    1. After we understand the true costs of running the state, right sized the budget, and decreased costs, we will cut taxes without compromising our quality of life, our financial position, our education system or our environment.
  5. Equal rights and equal freedom for all Vermonters, all Vermonters
    1. All Vermonters will have the right to marry!

Before you cast your hugely important vote on Tuesday, November 2, 2010, reflect upon the past ten years. Are you more financially secure? Do you have more career options? Are your children getting a better education? Is your healthcare better? Are your parents safer?
If you are significantly better off than you were ten years ago, cast your vote for one of the two leading candidates. However, if your not better off today than you were 10 years ago, if your future doesn’t look brighter, then vote for me, Dan Feliciano, Independent candidate for Governor of Vermont.

Tuesday, October 05, 2010

After debate comments

Some people at the debate were surprised by comments that most strategies are poorly executed and unsustainable. Others couldn't understand my maniacal focus on cost reduction and execution. Our problems stem from spending. Spending drives the need for taxes. High taxes stifle economic growth.
"If we don't control the State's spending, the State's spending will Control us."

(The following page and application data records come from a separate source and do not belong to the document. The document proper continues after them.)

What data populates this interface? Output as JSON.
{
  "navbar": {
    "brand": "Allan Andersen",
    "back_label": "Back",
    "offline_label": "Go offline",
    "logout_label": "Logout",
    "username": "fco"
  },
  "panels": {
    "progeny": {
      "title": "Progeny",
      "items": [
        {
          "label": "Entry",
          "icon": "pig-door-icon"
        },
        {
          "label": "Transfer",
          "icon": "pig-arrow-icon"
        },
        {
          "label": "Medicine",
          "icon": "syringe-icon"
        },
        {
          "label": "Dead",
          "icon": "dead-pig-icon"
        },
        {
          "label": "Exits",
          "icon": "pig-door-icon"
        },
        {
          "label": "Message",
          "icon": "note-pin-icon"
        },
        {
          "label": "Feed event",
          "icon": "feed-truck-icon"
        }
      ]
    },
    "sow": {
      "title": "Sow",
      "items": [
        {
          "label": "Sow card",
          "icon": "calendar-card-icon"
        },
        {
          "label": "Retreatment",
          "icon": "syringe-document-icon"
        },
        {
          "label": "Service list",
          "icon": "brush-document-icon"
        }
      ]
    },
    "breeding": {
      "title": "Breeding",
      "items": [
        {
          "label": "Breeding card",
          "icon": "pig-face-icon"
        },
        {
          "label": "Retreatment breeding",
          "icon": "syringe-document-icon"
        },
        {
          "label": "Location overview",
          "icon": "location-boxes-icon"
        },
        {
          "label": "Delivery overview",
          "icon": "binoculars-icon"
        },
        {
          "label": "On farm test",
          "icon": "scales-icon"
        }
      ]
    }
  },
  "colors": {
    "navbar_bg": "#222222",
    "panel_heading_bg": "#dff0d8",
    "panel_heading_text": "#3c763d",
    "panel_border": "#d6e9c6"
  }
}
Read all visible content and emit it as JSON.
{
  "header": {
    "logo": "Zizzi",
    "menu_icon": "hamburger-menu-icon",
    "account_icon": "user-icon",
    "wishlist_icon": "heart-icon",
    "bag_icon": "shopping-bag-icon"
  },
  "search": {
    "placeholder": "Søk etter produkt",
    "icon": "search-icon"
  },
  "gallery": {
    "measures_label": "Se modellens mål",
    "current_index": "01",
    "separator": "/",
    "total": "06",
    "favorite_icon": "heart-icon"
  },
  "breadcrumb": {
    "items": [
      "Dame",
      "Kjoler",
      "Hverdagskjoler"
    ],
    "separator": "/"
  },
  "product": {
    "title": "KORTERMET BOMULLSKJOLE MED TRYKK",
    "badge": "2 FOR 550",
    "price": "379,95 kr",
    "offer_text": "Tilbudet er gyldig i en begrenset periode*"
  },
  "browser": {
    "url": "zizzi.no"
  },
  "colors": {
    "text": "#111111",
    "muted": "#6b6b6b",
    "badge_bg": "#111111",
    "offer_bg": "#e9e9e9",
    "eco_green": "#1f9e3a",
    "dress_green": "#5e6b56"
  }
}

I can't immediately cut taxes and "hope" that businesses will in turn hire employees and crank up production. Also, by cutting taxes and holding all else constant, increases the nearer term deficit. A better option is to provide business coaching and mentoring to businesses to improve their longer term probability of success and growth.